Harriet Tubman didn't take no stuff
Wasn't scared of nothing neither
Didn't come in this world to be no slave
And wasn't going to stay one either.
Harriet Tubman (poem) by Eloise Greenfield
Harriet Tubman was born sometime in the 1820s
, a slave on an American plantation in Maryland. She started life as a house slave, and when she grew up was assigned to work in the fields and forests. One day when she was still quite young, she was running an errand at a dry-goods store and was caught in the pursuit of a runaway slave. She was left with a violent head injury, and for the rest of her life she suffered seizures and narcoleptic fits that would leave her unconscious and unable to be woken up.
In 1849, she successfully escaped from Maryland into the free state of Pennsylvania.
"When I found I had crossed that line, I looked at my hands to see if I was the same person. There was such a glory over everything; the sun came like gold through the trees, and over the fields, and I felt like I was in Heaven."

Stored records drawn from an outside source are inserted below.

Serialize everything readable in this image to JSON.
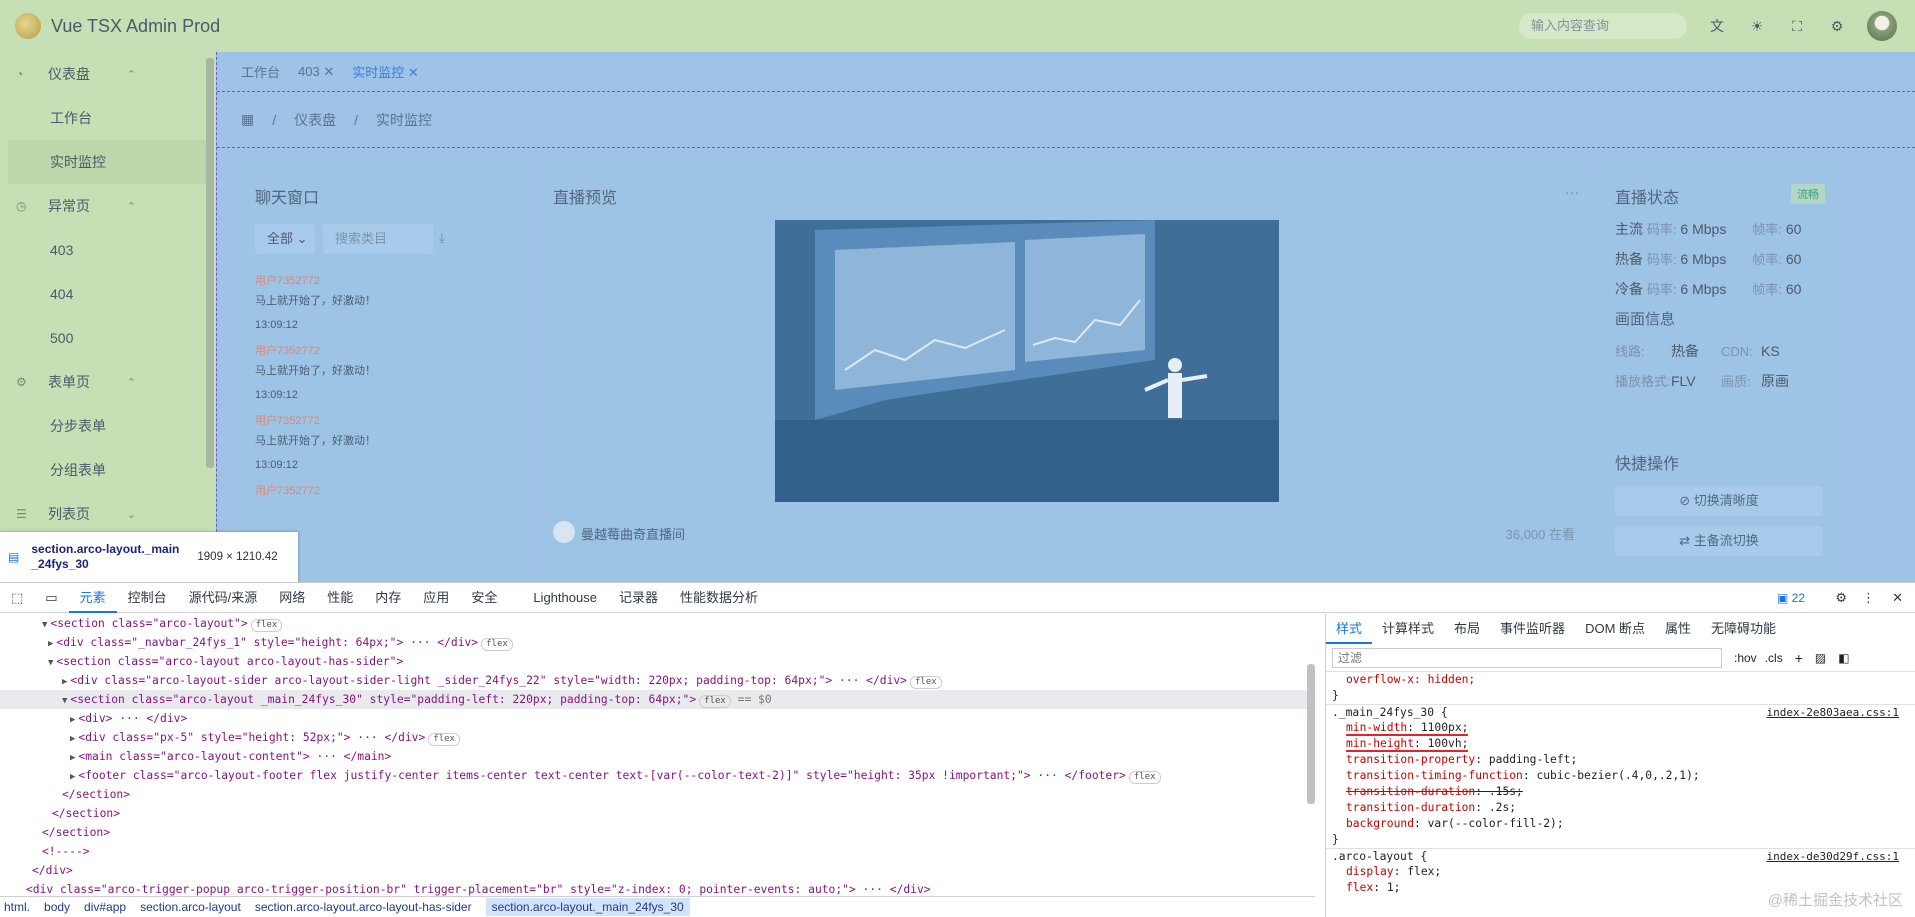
{
  "app": {
    "title": "Vue TSX Admin Prod",
    "search_placeholder": "输入内容查询",
    "icons": [
      "translate-icon",
      "theme-icon",
      "fullscreen-icon",
      "settings-icon",
      "avatar"
    ]
  },
  "sider": {
    "groups": [
      {
        "label": "仪表盘",
        "icon": "dashboard-icon",
        "items": [
          "工作台",
          "实时监控"
        ]
      },
      {
        "label": "异常页",
        "icon": "exception-icon",
        "items": [
          "403",
          "404",
          "500"
        ]
      },
      {
        "label": "表单页",
        "icon": "form-icon",
        "items": [
          "分步表单",
          "分组表单"
        ]
      },
      {
        "label": "列表页",
        "icon": "list-icon",
        "items": []
      }
    ]
  },
  "tabs": [
    "工作台",
    "403",
    "实时监控"
  ],
  "breadcrumb": [
    "仪表盘",
    "实时监控"
  ],
  "chat": {
    "title": "聊天窗口",
    "filter": "全部",
    "search_placeholder": "搜索类目",
    "messages": [
      {
        "user": "用户7352772",
        "text": "马上就开始了，好激动！",
        "time": "13:09:12"
      },
      {
        "user": "用户7352772",
        "text": "马上就开始了，好激动！",
        "time": "13:09:12"
      },
      {
        "user": "用户7352772",
        "text": "马上就开始了，好激动！",
        "time": "13:09:12"
      },
      {
        "user": "用户7352772",
        "text": "",
        "time": ""
      }
    ]
  },
  "live": {
    "title": "直播预览",
    "more": "···",
    "host": "曼越莓曲奇直播间",
    "viewers": "36,000 在看"
  },
  "status": {
    "title": "直播状态",
    "badge": "流畅",
    "rows": [
      {
        "name": "主流",
        "k1": "码率:",
        "v1": "6 Mbps",
        "k2": "帧率:",
        "v2": "60"
      },
      {
        "name": "热备",
        "k1": "码率:",
        "v1": "6 Mbps",
        "k2": "帧率:",
        "v2": "60"
      },
      {
        "name": "冷备",
        "k1": "码率:",
        "v1": "6 Mbps",
        "k2": "帧率:",
        "v2": "60"
      }
    ],
    "picture_title": "画面信息",
    "pic": [
      {
        "k1": "线路:",
        "v1": "热备",
        "k2": "CDN:",
        "v2": "KS"
      },
      {
        "k1": "播放格式:",
        "v1": "FLV",
        "k2": "画质:",
        "v2": "原画"
      }
    ]
  },
  "quick": {
    "title": "快捷操作",
    "buttons": [
      "切换清晰度",
      "主备流切换"
    ]
  },
  "tooltip": {
    "name": "section.arco-layout._main",
    "name2": "_24fys_30",
    "size": "1909 × 1210.42"
  },
  "devtools": {
    "tabs": [
      "元素",
      "控制台",
      "源代码/来源",
      "网络",
      "性能",
      "内存",
      "应用",
      "安全",
      "Lighthouse",
      "记录器",
      "性能数据分析"
    ],
    "issues": "22",
    "crumbs": [
      "html.",
      "body",
      "div#app",
      "section.arco-layout",
      "section.arco-layout.arco-layout-has-sider",
      "section.arco-layout._main_24fys_30"
    ],
    "style_tabs": [
      "样式",
      "计算样式",
      "布局",
      "事件监听器",
      "DOM 断点",
      "属性",
      "无障碍功能"
    ],
    "filter_placeholder": "过滤",
    "hov": ":hov",
    ".cls": ".cls",
    "dom_lines": [
      "<section class=\"arco-layout\">",
      "<div class=\"_navbar_24fys_1\" style=\"height: 64px;\"> ··· </div>",
      "<section class=\"arco-layout arco-layout-has-sider\">",
      "<div class=\"arco-layout-sider arco-layout-sider-light _sider_24fys_22\" style=\"width: 220px; padding-top: 64px;\"> ··· </div>",
      "<section class=\"arco-layout _main_24fys_30\" style=\"padding-left: 220px; padding-top: 64px;\">",
      "<div> ··· </div>",
      "<div class=\"px-5\" style=\"height: 52px;\"> ··· </div>",
      "<main class=\"arco-layout-content\"> ··· </main>",
      "<footer class=\"arco-layout-footer flex justify-center items-center text-center text-[var(--color-text-2)]\" style=\"height: 35px !important;\"> ··· </footer>",
      "</section>",
      "</section>",
      "</section>",
      "<!---->",
      "</div>",
      "<div class=\"arco-trigger-popup arco-trigger-position-br\" trigger-placement=\"br\" style=\"z-index: 0; pointer-events: auto;\"> ··· </div>"
    ],
    "dollar": "== $0",
    "badge": "flex",
    "css": {
      "prev": "overflow-x: hidden;",
      "sel1": "._main_24fys_30 {",
      "src1": "index-2e803aea.css:1",
      "props1": [
        [
          "min-width",
          "1100px;"
        ],
        [
          "min-height",
          "100vh;"
        ],
        [
          "transition-property",
          "padding-left;"
        ],
        [
          "transition-timing-function",
          "cubic-bezier(.4,0,.2,1);"
        ],
        [
          "transition-duration",
          ".15s;"
        ],
        [
          "transition-duration",
          ".2s;"
        ],
        [
          "background",
          "var(--color-fill-2);"
        ]
      ],
      "sel2": ".arco-layout {",
      "src2": "index-de30d29f.css:1",
      "props2": [
        [
          "display",
          "flex;"
        ],
        [
          "flex",
          "1;"
        ]
      ]
    },
    "watermark": "@稀土掘金技术社区"
  }
}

However, she soon decided that it wasn't enough to have won her own freedom: She wanted the freedom of her parents, siblings and friends. So, over the course of 11 years, she returned 13 times to the South, risking increasing danger each time, and never using the same route twice. She never once was caught nor lost a passenger despite a rumored bounty of $30,000 on her head. To that end, she had a simple policy for her charges: It was their decision of whether they wanted to take the risk escaping with her, but once they started, there was no turning back. Legend tells that when she had a runaway who got cold feet and was about to return to his plantation, she held him at gunpoint and said, "You go on or die." She became the most famous conductor that the Underground Railroad
has ever known, rescuing over 70 slaves through a network of safe houses, railroads and secret paths.
During the Civil War
, she led the military operation known as the Raid at Combahee Ferry, where she led over 700
South Carolina slaves to their freedom. This, technically speaking, makes her the first woman to lead forces during the Civil War. She survived the Civil War and spent much of the rest of her life supporting the suffrage cause until she died of pneumonia in 1913, when she must have been at least
well into her 80s. Today, she is rightly remembered as one of the great American heroes.
Naturally, if there are time travelers arriving in Antebellum America
or you want to have present day American heroes have noble heroic ancestors, you can expect them to be giving Tubman some help.
Tropes Associated With Harriet Tubman Include:
- Almighty Janitor: From a societal perspective, this woman started out the lowest of the low on the social rung, but exhibited astounding cunning and nerve.
- Exact Words: A story goes that when Harriet Tubman snuck into Southern territory on a liberation mission, she paid a visit to her parents — still enslaved, and she had no plan yet to free them. They refused to look at her, not out of anger, but so if any slavers asked them if they had seen their daughter (garnering a reputation for a slave liberator), they could say "no" with complete honesty.
- Folk Hero
- Give Me Liberty or Give Me Death!: See the above legend.
- Guile Hero: To thwart her slaver enemies, Tubman could take dares with an audacity that rivaled Robert E. Lee. For instance, on one mission, she was at a train station with her charges and spotted slave catchers watching the northbound trains for escaped slaves. Thinking fast, Tubman had her company board a southbound train and cannily retreated into enemy territory where they could use a safer station.
- Handicapped Badass: The narcoleptic fits mentioned above would sometimes strike in the middle of an escape. And there was nothing that the rest of the party could do except move to a safe location and hope that Tubman would wake up soon. Clearly, she never let this stop her.
- Identical Stranger: One of the funniest Totally Looks Like images is this◊ one that compares her to E.T.!!
- No One Gets Left Behind: Her main goal in returning south was to rescue her parents, siblings, and extended family.
- Pint-Sized Powerhouse: She measured only around 5 feet tall.
- Underground Railroad: Its most famous icon.
- Vague Age: Like most slaves, she did not know the exact year, let alone day, of her birth.